Major projects planned for the North Harbor
With funding from local, state and federal government, the historic North Harbor will be dredged and rebuilt.
Plans to dredge and rebuild Petersburg's historic North Harbor are closer than they ever have been before, said Harbormaster Glorianne Wollen.
Funding is available for the Army Corps of Engineers to dredge the harbor. With the assistance of U.S. Senator Mark Begich, more than $3.4 million is earmarked for the project that is expected to get underway in September.
“The harbor was built pre-statehood, so it's the Corps’ responsibility to do the dredging,” Wollen said.
If all goes as planned, initial dredging will start just outside of the harbor and then work inward. According to Wollen, it would be ideal for the dredging to be completed and new pilings put in place before other projects begin.
Congress appropriated an additional $30 million last year in funding to carry out navigation and maintenance work of ongoing small, remote and subsistence harbor projects like those we have in Alaska, Begich said in a press release.
“Senator Begich was the point person on this project, but both (US) senators worked hard on this,” Wollen said.
The second major project is a rebuild of the North Harbor. Funds for the rebuild will be shared between the city and state. The city has $3.5 million for the project and if state lawmakers sign-off on a matching grant, another $3.5 million will be provided by the state. The request for funds being granted is currently ranked fifth in the state.
“We are hoping to coordinate the two projects,” Wollen said.
The new float system will be larger, and positioned about 50 feet north of the current system. The plan also includes the addition of about 12 more stalls, including more stalls for boats 48-feet and longer.
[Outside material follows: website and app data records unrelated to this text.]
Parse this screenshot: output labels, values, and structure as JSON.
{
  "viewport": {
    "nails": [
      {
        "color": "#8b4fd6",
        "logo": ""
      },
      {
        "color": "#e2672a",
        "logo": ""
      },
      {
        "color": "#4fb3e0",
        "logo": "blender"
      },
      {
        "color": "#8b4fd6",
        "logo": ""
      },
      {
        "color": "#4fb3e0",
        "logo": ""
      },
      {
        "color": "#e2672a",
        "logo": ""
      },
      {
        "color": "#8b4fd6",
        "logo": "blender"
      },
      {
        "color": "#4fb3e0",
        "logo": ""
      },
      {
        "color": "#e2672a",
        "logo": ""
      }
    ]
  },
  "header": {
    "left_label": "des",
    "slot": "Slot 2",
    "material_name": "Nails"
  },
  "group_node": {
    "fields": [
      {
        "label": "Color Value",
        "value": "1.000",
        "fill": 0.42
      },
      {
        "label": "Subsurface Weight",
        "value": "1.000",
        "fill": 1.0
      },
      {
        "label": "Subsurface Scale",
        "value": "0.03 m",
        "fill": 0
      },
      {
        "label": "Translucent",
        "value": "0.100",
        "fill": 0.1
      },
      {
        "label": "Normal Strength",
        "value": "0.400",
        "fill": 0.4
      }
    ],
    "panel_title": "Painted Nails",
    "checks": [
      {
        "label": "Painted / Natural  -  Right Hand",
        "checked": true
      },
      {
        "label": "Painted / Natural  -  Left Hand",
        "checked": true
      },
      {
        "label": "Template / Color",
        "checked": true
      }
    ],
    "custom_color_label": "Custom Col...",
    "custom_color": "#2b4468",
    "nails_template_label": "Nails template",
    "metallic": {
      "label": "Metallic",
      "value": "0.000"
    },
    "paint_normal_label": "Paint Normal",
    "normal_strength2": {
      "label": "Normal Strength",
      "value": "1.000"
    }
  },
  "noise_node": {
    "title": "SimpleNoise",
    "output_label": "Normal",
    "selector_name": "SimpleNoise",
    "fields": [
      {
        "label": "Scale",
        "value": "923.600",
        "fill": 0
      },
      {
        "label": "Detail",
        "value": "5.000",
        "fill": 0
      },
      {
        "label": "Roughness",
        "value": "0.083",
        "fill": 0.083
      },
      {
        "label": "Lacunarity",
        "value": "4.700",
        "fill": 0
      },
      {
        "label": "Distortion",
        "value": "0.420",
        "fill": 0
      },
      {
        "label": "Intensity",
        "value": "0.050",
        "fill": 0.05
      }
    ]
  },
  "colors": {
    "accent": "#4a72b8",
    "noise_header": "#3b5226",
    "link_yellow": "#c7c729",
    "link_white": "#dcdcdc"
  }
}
Another planned project is for the construction of a drive down float. This is a $16 million project. A drive down float would allow vehicles to drive down to the boat stalls, a feature that is unavailable now.
“The North Harbor is the cornerstone of the three harbors, it's the oldest, it's historical, it's convenient because it's so close to downtown,” Wollen said. “A lot of people have had their stalls for decades.”
All of the boats in the North Harbor will have to be relocated during the dredging and rebuild. The boats will be moved to “every available nook and cranny,” she said. “We've done it before when we rebuilt the Middle Harbor, we'll do it again.”
The final phase of the plan will be for a new parking lot, but Wollen said, there is no timetable set for that plan.
Wollen would like the dredging to begin in September after the fishing season has passed and things have started to slow down, she said. “Our slow time is good construction time.”